GIVEN DATA |

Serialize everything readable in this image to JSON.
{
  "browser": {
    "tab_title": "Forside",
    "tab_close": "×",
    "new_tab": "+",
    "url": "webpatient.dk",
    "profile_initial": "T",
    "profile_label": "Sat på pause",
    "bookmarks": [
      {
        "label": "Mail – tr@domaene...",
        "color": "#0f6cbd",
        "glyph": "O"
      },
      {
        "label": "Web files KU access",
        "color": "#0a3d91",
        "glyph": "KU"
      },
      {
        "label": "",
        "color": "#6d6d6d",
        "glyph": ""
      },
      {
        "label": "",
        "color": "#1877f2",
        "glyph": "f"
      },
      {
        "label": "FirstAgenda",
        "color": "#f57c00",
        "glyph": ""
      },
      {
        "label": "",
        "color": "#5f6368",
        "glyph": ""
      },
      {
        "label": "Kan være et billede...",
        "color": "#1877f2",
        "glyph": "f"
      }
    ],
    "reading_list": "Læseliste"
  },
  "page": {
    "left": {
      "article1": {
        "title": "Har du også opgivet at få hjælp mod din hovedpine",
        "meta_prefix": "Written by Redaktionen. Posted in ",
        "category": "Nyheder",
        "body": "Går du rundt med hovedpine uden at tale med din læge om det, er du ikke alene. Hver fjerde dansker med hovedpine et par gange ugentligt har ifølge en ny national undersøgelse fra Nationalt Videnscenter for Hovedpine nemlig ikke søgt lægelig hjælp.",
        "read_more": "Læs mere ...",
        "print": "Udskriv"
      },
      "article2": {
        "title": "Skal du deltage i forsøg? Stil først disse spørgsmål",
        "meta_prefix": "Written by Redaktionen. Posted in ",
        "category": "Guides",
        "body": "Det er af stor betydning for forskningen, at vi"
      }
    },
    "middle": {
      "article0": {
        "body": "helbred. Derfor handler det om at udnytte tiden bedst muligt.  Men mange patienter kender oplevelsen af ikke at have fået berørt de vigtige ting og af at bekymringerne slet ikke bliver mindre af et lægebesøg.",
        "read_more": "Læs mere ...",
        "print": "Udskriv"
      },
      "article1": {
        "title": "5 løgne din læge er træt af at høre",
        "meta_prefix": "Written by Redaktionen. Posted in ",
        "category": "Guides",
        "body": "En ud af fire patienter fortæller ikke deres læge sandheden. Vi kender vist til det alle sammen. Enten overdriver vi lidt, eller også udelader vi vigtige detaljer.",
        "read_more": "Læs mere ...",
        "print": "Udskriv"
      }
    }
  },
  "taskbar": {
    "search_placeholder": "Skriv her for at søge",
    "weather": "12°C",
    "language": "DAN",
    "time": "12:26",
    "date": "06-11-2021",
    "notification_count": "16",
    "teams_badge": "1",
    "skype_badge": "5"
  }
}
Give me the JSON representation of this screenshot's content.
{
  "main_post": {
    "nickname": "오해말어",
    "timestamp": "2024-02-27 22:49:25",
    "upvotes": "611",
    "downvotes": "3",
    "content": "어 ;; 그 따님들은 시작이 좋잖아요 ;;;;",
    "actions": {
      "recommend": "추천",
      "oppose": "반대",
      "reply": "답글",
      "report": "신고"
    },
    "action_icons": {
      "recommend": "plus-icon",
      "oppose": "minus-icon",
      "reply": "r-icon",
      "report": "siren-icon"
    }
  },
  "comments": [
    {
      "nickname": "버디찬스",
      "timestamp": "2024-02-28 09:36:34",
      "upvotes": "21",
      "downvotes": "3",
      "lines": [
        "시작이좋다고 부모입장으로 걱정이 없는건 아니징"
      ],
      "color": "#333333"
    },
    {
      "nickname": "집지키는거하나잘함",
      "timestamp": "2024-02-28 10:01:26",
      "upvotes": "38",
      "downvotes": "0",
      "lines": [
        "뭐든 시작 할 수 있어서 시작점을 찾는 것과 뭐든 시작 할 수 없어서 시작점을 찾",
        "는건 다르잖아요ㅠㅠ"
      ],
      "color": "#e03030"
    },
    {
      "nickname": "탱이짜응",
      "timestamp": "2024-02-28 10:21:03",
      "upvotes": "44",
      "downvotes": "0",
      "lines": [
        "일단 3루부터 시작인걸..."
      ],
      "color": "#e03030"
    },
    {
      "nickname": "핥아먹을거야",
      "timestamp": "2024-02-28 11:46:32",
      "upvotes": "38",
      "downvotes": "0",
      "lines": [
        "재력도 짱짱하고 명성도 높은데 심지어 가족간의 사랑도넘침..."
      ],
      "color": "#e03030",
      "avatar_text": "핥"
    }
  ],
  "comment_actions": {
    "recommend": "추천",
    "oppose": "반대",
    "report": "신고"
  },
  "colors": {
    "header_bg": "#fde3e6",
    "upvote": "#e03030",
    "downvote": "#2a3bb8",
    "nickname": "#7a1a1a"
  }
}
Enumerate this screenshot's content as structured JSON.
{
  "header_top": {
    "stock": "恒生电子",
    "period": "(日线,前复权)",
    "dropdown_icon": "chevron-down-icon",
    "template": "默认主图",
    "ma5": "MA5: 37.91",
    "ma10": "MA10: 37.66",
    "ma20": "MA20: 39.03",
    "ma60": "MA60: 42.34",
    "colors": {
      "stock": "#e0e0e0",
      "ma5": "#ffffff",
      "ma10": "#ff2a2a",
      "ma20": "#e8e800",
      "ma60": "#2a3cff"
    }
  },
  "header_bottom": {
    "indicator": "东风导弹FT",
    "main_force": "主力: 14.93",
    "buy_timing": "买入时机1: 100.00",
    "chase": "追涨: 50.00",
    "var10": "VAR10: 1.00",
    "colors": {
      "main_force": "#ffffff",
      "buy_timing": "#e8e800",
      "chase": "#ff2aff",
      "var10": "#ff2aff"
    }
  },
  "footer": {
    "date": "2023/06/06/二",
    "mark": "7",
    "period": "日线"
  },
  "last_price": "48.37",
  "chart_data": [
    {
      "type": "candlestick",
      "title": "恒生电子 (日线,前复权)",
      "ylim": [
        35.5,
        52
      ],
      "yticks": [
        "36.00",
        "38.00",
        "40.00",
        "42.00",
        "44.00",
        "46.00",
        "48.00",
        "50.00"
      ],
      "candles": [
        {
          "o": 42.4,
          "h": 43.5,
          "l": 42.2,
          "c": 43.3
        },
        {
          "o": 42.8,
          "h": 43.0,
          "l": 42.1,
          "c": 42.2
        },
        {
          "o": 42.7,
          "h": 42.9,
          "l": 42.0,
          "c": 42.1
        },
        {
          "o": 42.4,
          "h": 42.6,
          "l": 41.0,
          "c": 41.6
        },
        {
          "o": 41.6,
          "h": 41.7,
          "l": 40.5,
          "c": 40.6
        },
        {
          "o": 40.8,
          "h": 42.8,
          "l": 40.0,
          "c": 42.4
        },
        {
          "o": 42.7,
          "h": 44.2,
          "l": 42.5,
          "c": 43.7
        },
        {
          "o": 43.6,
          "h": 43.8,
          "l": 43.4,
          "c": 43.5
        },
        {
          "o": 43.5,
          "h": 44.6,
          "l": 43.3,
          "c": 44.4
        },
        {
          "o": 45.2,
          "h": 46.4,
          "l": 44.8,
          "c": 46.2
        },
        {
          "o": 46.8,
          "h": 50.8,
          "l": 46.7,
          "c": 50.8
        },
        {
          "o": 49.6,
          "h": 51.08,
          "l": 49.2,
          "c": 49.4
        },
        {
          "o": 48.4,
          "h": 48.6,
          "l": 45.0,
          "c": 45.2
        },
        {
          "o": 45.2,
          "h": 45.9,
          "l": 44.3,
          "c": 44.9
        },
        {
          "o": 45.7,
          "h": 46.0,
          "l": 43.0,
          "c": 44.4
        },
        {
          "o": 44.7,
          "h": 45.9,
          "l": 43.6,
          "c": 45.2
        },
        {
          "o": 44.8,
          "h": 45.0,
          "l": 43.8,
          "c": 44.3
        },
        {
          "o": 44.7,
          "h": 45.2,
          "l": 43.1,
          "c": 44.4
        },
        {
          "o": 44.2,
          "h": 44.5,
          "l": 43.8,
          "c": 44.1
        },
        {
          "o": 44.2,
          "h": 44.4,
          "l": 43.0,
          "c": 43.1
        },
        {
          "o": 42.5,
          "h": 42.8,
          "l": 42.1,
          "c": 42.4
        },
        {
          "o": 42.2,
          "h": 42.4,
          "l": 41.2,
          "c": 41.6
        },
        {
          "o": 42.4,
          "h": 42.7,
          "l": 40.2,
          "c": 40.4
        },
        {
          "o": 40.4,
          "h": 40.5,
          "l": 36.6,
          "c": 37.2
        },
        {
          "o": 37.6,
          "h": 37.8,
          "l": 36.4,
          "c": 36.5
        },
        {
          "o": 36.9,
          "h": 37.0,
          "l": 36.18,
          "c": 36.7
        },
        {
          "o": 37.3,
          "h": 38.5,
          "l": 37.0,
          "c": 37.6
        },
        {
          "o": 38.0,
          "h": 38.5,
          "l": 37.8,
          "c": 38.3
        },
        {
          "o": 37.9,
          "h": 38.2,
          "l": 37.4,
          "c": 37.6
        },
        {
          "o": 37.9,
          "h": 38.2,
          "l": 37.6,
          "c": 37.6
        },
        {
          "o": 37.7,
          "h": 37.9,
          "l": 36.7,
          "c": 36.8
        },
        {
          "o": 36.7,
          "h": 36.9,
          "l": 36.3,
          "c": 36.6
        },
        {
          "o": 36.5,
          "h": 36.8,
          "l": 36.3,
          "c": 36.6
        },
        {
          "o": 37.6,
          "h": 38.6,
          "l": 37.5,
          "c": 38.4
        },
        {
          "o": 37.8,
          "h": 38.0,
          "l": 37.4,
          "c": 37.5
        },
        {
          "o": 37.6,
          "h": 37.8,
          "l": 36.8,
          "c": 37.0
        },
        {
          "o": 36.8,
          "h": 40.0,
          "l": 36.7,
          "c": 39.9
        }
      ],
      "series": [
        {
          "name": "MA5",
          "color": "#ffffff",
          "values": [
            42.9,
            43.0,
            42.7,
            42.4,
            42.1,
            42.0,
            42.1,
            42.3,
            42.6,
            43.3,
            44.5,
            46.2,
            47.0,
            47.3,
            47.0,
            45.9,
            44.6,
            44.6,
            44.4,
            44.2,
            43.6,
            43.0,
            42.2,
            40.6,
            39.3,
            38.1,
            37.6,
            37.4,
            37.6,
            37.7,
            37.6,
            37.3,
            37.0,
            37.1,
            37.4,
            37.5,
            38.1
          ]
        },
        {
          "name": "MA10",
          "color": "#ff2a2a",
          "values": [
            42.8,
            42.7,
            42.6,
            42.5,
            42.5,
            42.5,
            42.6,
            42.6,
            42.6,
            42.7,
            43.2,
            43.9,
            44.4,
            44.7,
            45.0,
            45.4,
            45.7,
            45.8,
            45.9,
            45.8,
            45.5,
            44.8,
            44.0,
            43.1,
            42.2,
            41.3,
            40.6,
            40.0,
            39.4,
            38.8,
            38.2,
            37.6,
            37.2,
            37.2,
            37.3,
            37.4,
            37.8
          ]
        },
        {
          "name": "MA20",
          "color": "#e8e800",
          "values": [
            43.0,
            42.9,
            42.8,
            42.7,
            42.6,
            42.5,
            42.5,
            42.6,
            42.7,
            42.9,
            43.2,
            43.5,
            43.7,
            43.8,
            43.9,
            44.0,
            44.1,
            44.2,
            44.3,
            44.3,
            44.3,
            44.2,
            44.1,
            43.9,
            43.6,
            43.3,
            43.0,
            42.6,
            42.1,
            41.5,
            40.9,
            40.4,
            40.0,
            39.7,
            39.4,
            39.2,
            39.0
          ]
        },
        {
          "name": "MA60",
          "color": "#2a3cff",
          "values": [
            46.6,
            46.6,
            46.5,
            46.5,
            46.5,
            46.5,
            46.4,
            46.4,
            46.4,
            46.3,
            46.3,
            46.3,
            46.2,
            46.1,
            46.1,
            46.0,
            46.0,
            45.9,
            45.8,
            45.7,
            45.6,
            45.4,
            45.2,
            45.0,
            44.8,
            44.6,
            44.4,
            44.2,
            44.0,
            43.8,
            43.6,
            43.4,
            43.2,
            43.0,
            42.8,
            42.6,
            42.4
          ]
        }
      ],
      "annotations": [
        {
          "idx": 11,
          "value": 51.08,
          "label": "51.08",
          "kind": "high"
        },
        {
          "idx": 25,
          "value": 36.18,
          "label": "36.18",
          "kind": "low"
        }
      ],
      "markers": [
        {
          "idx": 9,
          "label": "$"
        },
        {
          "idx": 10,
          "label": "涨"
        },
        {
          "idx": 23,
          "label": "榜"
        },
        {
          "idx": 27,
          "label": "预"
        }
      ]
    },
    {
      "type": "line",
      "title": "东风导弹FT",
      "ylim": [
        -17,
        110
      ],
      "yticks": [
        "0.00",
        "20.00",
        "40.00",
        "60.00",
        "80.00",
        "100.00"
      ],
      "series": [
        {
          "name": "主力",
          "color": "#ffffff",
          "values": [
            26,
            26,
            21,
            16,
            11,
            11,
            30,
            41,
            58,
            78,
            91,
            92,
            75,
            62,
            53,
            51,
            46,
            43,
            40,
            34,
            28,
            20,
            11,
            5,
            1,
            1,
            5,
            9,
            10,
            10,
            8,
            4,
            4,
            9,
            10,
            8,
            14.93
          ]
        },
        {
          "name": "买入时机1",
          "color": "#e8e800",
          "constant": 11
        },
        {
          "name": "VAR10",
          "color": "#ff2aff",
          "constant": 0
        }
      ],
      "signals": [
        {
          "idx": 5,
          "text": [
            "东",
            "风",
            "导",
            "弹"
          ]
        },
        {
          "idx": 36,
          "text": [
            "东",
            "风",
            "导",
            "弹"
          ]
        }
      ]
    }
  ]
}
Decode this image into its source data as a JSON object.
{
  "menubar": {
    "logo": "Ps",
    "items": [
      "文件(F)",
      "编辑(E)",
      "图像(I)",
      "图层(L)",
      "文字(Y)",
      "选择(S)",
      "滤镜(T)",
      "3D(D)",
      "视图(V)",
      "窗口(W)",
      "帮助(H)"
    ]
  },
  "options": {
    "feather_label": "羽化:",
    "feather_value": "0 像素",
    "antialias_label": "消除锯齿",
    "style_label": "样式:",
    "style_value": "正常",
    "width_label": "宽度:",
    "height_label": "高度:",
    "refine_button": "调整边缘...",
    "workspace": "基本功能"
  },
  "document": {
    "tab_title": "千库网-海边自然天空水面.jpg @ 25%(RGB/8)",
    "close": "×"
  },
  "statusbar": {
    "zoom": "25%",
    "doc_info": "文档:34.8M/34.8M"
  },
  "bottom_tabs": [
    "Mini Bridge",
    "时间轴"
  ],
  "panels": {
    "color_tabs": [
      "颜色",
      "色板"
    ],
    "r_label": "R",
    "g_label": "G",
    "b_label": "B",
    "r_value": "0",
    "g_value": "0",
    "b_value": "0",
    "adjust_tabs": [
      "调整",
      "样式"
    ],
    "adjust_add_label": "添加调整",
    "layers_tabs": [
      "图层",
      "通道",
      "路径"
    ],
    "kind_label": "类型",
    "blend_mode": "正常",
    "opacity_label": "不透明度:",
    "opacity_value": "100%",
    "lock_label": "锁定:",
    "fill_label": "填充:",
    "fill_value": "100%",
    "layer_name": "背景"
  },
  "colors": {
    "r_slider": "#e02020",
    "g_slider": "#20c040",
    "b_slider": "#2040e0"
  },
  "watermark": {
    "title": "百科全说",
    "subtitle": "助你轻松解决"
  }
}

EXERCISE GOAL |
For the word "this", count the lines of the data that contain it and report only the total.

WRITTEN SOLUTION |
4